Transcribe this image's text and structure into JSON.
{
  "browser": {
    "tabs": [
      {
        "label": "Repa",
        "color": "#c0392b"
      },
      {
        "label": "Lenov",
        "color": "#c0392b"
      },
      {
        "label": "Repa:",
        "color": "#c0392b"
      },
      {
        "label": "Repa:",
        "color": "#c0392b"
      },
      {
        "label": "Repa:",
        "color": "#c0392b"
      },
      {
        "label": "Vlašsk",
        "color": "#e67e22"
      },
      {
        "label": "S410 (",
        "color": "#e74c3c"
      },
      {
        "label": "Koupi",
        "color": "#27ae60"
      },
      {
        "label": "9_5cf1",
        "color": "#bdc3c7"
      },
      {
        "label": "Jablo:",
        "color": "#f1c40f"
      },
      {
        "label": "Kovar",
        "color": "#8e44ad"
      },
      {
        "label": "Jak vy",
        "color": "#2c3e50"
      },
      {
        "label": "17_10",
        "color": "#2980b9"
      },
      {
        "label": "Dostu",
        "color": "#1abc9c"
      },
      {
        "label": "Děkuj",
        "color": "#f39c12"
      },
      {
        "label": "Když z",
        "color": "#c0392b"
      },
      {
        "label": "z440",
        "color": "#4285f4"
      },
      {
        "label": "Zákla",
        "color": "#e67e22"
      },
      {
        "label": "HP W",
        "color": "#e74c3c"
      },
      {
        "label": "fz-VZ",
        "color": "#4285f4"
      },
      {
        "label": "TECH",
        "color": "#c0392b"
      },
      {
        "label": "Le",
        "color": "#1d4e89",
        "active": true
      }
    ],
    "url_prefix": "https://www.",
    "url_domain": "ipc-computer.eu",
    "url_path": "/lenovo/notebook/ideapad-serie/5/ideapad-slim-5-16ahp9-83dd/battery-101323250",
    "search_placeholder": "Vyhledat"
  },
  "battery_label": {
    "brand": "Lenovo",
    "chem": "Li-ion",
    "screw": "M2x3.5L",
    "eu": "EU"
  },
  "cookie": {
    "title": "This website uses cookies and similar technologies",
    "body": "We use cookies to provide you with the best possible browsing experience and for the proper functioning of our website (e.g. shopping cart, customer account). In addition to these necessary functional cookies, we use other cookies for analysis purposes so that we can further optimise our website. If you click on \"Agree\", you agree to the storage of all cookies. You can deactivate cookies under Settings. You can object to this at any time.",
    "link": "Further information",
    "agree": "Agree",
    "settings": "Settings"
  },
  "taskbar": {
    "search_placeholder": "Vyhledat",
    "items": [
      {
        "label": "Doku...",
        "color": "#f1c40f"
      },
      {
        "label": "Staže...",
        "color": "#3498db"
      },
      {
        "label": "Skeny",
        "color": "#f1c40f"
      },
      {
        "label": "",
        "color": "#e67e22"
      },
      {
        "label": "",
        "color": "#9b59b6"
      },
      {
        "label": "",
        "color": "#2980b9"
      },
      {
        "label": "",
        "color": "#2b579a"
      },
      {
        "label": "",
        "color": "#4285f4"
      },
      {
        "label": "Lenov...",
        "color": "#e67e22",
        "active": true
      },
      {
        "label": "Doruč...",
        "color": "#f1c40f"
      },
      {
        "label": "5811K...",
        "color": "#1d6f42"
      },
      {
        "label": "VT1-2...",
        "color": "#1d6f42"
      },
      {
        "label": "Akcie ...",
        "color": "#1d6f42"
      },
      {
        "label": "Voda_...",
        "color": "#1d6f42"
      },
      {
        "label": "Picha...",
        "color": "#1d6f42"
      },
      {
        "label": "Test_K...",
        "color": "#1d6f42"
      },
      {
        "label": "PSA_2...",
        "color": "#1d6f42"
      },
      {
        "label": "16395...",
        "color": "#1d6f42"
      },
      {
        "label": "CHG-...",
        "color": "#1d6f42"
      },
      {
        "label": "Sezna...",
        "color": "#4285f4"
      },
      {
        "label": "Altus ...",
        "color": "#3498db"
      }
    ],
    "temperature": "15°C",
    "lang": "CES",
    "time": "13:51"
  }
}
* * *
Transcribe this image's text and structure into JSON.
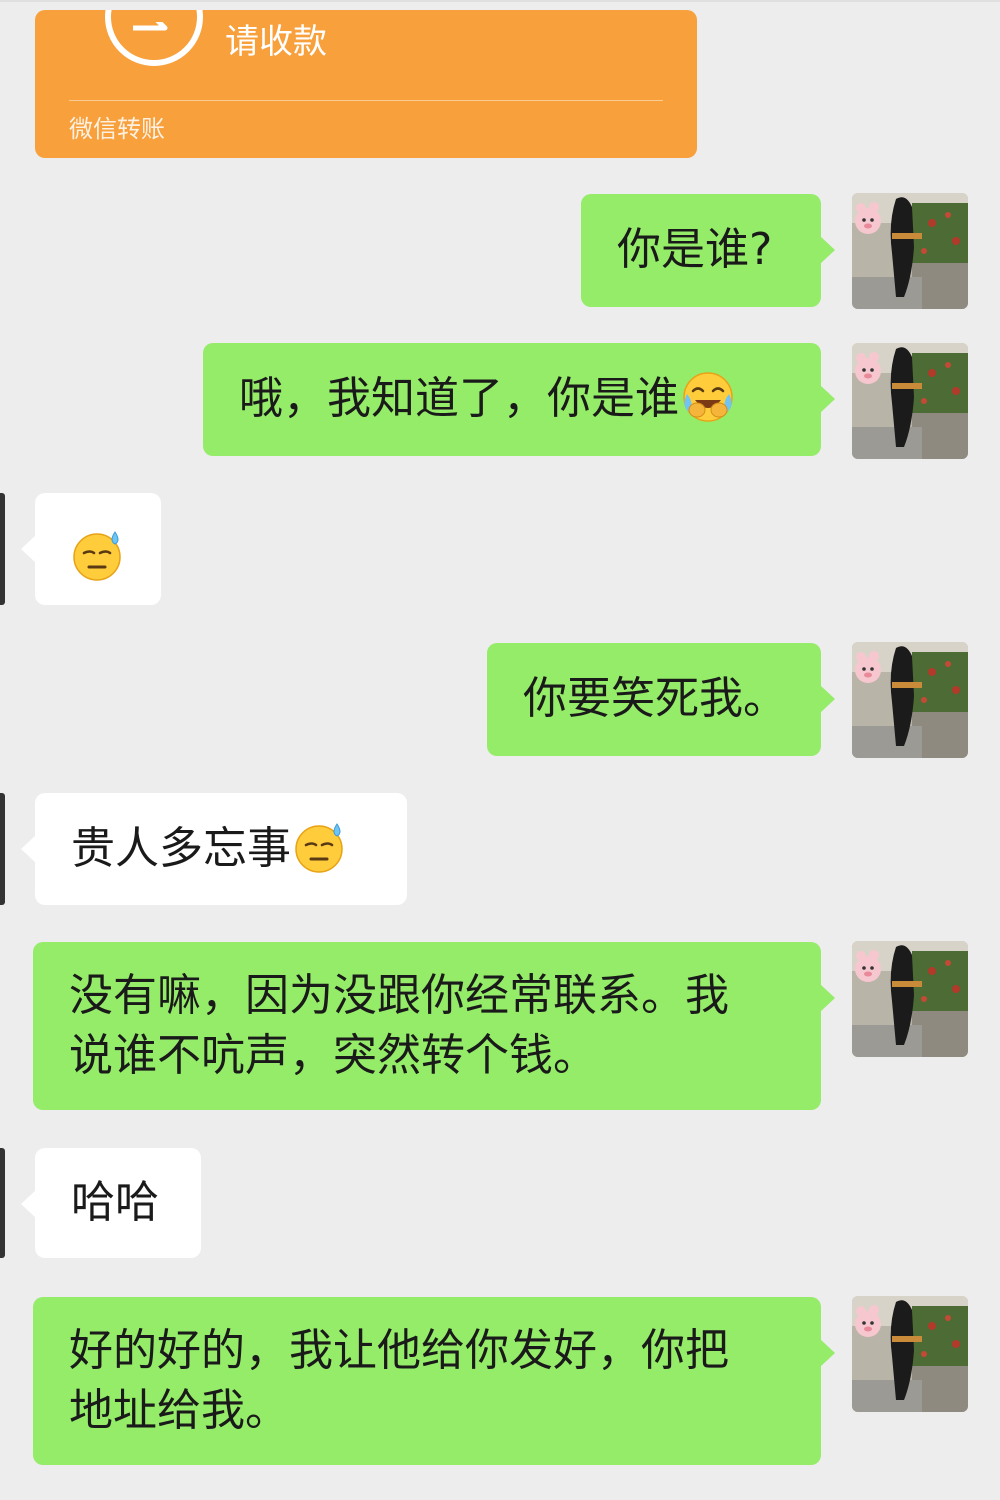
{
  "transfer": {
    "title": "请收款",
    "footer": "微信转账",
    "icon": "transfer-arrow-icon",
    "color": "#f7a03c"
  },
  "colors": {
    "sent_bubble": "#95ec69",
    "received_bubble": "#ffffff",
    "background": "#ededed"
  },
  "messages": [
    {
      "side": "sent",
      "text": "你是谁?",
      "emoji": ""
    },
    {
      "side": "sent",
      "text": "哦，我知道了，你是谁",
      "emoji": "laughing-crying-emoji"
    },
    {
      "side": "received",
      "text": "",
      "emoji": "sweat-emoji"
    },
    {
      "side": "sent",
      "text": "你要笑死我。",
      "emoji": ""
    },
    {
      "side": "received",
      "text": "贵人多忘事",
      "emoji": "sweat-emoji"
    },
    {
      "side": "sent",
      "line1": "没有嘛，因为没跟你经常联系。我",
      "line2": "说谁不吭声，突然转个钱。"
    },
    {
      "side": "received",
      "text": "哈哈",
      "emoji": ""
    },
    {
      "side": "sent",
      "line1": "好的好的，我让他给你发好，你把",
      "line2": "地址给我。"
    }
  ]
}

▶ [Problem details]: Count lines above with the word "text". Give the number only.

▶ [Written response]: 8